#### [TRY IT]
Copy the entries word for word. Keep the pictures out.

(Interface dataset entries)
-- Opening Marker --

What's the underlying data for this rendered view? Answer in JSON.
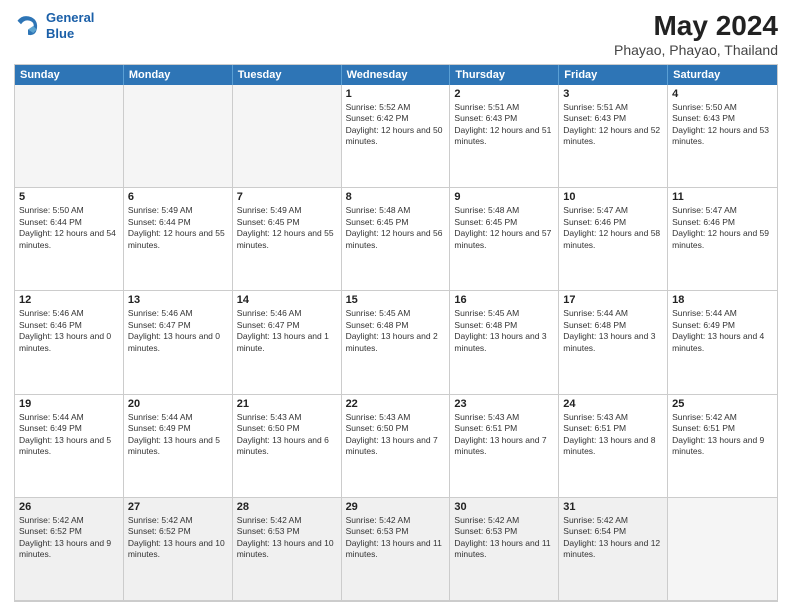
{
  "app": {
    "logo_line1": "General",
    "logo_line2": "Blue"
  },
  "title": "May 2024",
  "subtitle": "Phayao, Phayao, Thailand",
  "header": {
    "days": [
      "Sunday",
      "Monday",
      "Tuesday",
      "Wednesday",
      "Thursday",
      "Friday",
      "Saturday"
    ]
  },
  "weeks": [
    [
      {
        "day": "",
        "empty": true
      },
      {
        "day": "",
        "empty": true
      },
      {
        "day": "",
        "empty": true
      },
      {
        "day": "1",
        "sunrise": "5:52 AM",
        "sunset": "6:42 PM",
        "daylight": "12 hours and 50 minutes."
      },
      {
        "day": "2",
        "sunrise": "5:51 AM",
        "sunset": "6:43 PM",
        "daylight": "12 hours and 51 minutes."
      },
      {
        "day": "3",
        "sunrise": "5:51 AM",
        "sunset": "6:43 PM",
        "daylight": "12 hours and 52 minutes."
      },
      {
        "day": "4",
        "sunrise": "5:50 AM",
        "sunset": "6:43 PM",
        "daylight": "12 hours and 53 minutes."
      }
    ],
    [
      {
        "day": "5",
        "sunrise": "5:50 AM",
        "sunset": "6:44 PM",
        "daylight": "12 hours and 54 minutes."
      },
      {
        "day": "6",
        "sunrise": "5:49 AM",
        "sunset": "6:44 PM",
        "daylight": "12 hours and 55 minutes."
      },
      {
        "day": "7",
        "sunrise": "5:49 AM",
        "sunset": "6:45 PM",
        "daylight": "12 hours and 55 minutes."
      },
      {
        "day": "8",
        "sunrise": "5:48 AM",
        "sunset": "6:45 PM",
        "daylight": "12 hours and 56 minutes."
      },
      {
        "day": "9",
        "sunrise": "5:48 AM",
        "sunset": "6:45 PM",
        "daylight": "12 hours and 57 minutes."
      },
      {
        "day": "10",
        "sunrise": "5:47 AM",
        "sunset": "6:46 PM",
        "daylight": "12 hours and 58 minutes."
      },
      {
        "day": "11",
        "sunrise": "5:47 AM",
        "sunset": "6:46 PM",
        "daylight": "12 hours and 59 minutes."
      }
    ],
    [
      {
        "day": "12",
        "sunrise": "5:46 AM",
        "sunset": "6:46 PM",
        "daylight": "13 hours and 0 minutes."
      },
      {
        "day": "13",
        "sunrise": "5:46 AM",
        "sunset": "6:47 PM",
        "daylight": "13 hours and 0 minutes."
      },
      {
        "day": "14",
        "sunrise": "5:46 AM",
        "sunset": "6:47 PM",
        "daylight": "13 hours and 1 minute."
      },
      {
        "day": "15",
        "sunrise": "5:45 AM",
        "sunset": "6:48 PM",
        "daylight": "13 hours and 2 minutes."
      },
      {
        "day": "16",
        "sunrise": "5:45 AM",
        "sunset": "6:48 PM",
        "daylight": "13 hours and 3 minutes."
      },
      {
        "day": "17",
        "sunrise": "5:44 AM",
        "sunset": "6:48 PM",
        "daylight": "13 hours and 3 minutes."
      },
      {
        "day": "18",
        "sunrise": "5:44 AM",
        "sunset": "6:49 PM",
        "daylight": "13 hours and 4 minutes."
      }
    ],
    [
      {
        "day": "19",
        "sunrise": "5:44 AM",
        "sunset": "6:49 PM",
        "daylight": "13 hours and 5 minutes."
      },
      {
        "day": "20",
        "sunrise": "5:44 AM",
        "sunset": "6:49 PM",
        "daylight": "13 hours and 5 minutes."
      },
      {
        "day": "21",
        "sunrise": "5:43 AM",
        "sunset": "6:50 PM",
        "daylight": "13 hours and 6 minutes."
      },
      {
        "day": "22",
        "sunrise": "5:43 AM",
        "sunset": "6:50 PM",
        "daylight": "13 hours and 7 minutes."
      },
      {
        "day": "23",
        "sunrise": "5:43 AM",
        "sunset": "6:51 PM",
        "daylight": "13 hours and 7 minutes."
      },
      {
        "day": "24",
        "sunrise": "5:43 AM",
        "sunset": "6:51 PM",
        "daylight": "13 hours and 8 minutes."
      },
      {
        "day": "25",
        "sunrise": "5:42 AM",
        "sunset": "6:51 PM",
        "daylight": "13 hours and 9 minutes."
      }
    ],
    [
      {
        "day": "26",
        "sunrise": "5:42 AM",
        "sunset": "6:52 PM",
        "daylight": "13 hours and 9 minutes."
      },
      {
        "day": "27",
        "sunrise": "5:42 AM",
        "sunset": "6:52 PM",
        "daylight": "13 hours and 10 minutes."
      },
      {
        "day": "28",
        "sunrise": "5:42 AM",
        "sunset": "6:53 PM",
        "daylight": "13 hours and 10 minutes."
      },
      {
        "day": "29",
        "sunrise": "5:42 AM",
        "sunset": "6:53 PM",
        "daylight": "13 hours and 11 minutes."
      },
      {
        "day": "30",
        "sunrise": "5:42 AM",
        "sunset": "6:53 PM",
        "daylight": "13 hours and 11 minutes."
      },
      {
        "day": "31",
        "sunrise": "5:42 AM",
        "sunset": "6:54 PM",
        "daylight": "13 hours and 12 minutes."
      },
      {
        "day": "",
        "empty": true
      }
    ]
  ]
}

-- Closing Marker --

#### [YOUR SOLUTION]
What's the underlying data for this rendered view? Answer in JSON.
{
  "app": {
    "logo_line1": "General",
    "logo_line2": "Blue"
  },
  "title": "May 2024",
  "subtitle": "Phayao, Phayao, Thailand",
  "header": {
    "days": [
      "Sunday",
      "Monday",
      "Tuesday",
      "Wednesday",
      "Thursday",
      "Friday",
      "Saturday"
    ]
  },
  "weeks": [
    [
      {
        "day": "",
        "empty": true
      },
      {
        "day": "",
        "empty": true
      },
      {
        "day": "",
        "empty": true
      },
      {
        "day": "1",
        "sunrise": "5:52 AM",
        "sunset": "6:42 PM",
        "daylight": "12 hours and 50 minutes."
      },
      {
        "day": "2",
        "sunrise": "5:51 AM",
        "sunset": "6:43 PM",
        "daylight": "12 hours and 51 minutes."
      },
      {
        "day": "3",
        "sunrise": "5:51 AM",
        "sunset": "6:43 PM",
        "daylight": "12 hours and 52 minutes."
      },
      {
        "day": "4",
        "sunrise": "5:50 AM",
        "sunset": "6:43 PM",
        "daylight": "12 hours and 53 minutes."
      }
    ],
    [
      {
        "day": "5",
        "sunrise": "5:50 AM",
        "sunset": "6:44 PM",
        "daylight": "12 hours and 54 minutes."
      },
      {
        "day": "6",
        "sunrise": "5:49 AM",
        "sunset": "6:44 PM",
        "daylight": "12 hours and 55 minutes."
      },
      {
        "day": "7",
        "sunrise": "5:49 AM",
        "sunset": "6:45 PM",
        "daylight": "12 hours and 55 minutes."
      },
      {
        "day": "8",
        "sunrise": "5:48 AM",
        "sunset": "6:45 PM",
        "daylight": "12 hours and 56 minutes."
      },
      {
        "day": "9",
        "sunrise": "5:48 AM",
        "sunset": "6:45 PM",
        "daylight": "12 hours and 57 minutes."
      },
      {
        "day": "10",
        "sunrise": "5:47 AM",
        "sunset": "6:46 PM",
        "daylight": "12 hours and 58 minutes."
      },
      {
        "day": "11",
        "sunrise": "5:47 AM",
        "sunset": "6:46 PM",
        "daylight": "12 hours and 59 minutes."
      }
    ],
    [
      {
        "day": "12",
        "sunrise": "5:46 AM",
        "sunset": "6:46 PM",
        "daylight": "13 hours and 0 minutes."
      },
      {
        "day": "13",
        "sunrise": "5:46 AM",
        "sunset": "6:47 PM",
        "daylight": "13 hours and 0 minutes."
      },
      {
        "day": "14",
        "sunrise": "5:46 AM",
        "sunset": "6:47 PM",
        "daylight": "13 hours and 1 minute."
      },
      {
        "day": "15",
        "sunrise": "5:45 AM",
        "sunset": "6:48 PM",
        "daylight": "13 hours and 2 minutes."
      },
      {
        "day": "16",
        "sunrise": "5:45 AM",
        "sunset": "6:48 PM",
        "daylight": "13 hours and 3 minutes."
      },
      {
        "day": "17",
        "sunrise": "5:44 AM",
        "sunset": "6:48 PM",
        "daylight": "13 hours and 3 minutes."
      },
      {
        "day": "18",
        "sunrise": "5:44 AM",
        "sunset": "6:49 PM",
        "daylight": "13 hours and 4 minutes."
      }
    ],
    [
      {
        "day": "19",
        "sunrise": "5:44 AM",
        "sunset": "6:49 PM",
        "daylight": "13 hours and 5 minutes."
      },
      {
        "day": "20",
        "sunrise": "5:44 AM",
        "sunset": "6:49 PM",
        "daylight": "13 hours and 5 minutes."
      },
      {
        "day": "21",
        "sunrise": "5:43 AM",
        "sunset": "6:50 PM",
        "daylight": "13 hours and 6 minutes."
      },
      {
        "day": "22",
        "sunrise": "5:43 AM",
        "sunset": "6:50 PM",
        "daylight": "13 hours and 7 minutes."
      },
      {
        "day": "23",
        "sunrise": "5:43 AM",
        "sunset": "6:51 PM",
        "daylight": "13 hours and 7 minutes."
      },
      {
        "day": "24",
        "sunrise": "5:43 AM",
        "sunset": "6:51 PM",
        "daylight": "13 hours and 8 minutes."
      },
      {
        "day": "25",
        "sunrise": "5:42 AM",
        "sunset": "6:51 PM",
        "daylight": "13 hours and 9 minutes."
      }
    ],
    [
      {
        "day": "26",
        "sunrise": "5:42 AM",
        "sunset": "6:52 PM",
        "daylight": "13 hours and 9 minutes."
      },
      {
        "day": "27",
        "sunrise": "5:42 AM",
        "sunset": "6:52 PM",
        "daylight": "13 hours and 10 minutes."
      },
      {
        "day": "28",
        "sunrise": "5:42 AM",
        "sunset": "6:53 PM",
        "daylight": "13 hours and 10 minutes."
      },
      {
        "day": "29",
        "sunrise": "5:42 AM",
        "sunset": "6:53 PM",
        "daylight": "13 hours and 11 minutes."
      },
      {
        "day": "30",
        "sunrise": "5:42 AM",
        "sunset": "6:53 PM",
        "daylight": "13 hours and 11 minutes."
      },
      {
        "day": "31",
        "sunrise": "5:42 AM",
        "sunset": "6:54 PM",
        "daylight": "13 hours and 12 minutes."
      },
      {
        "day": "",
        "empty": true
      }
    ]
  ]
}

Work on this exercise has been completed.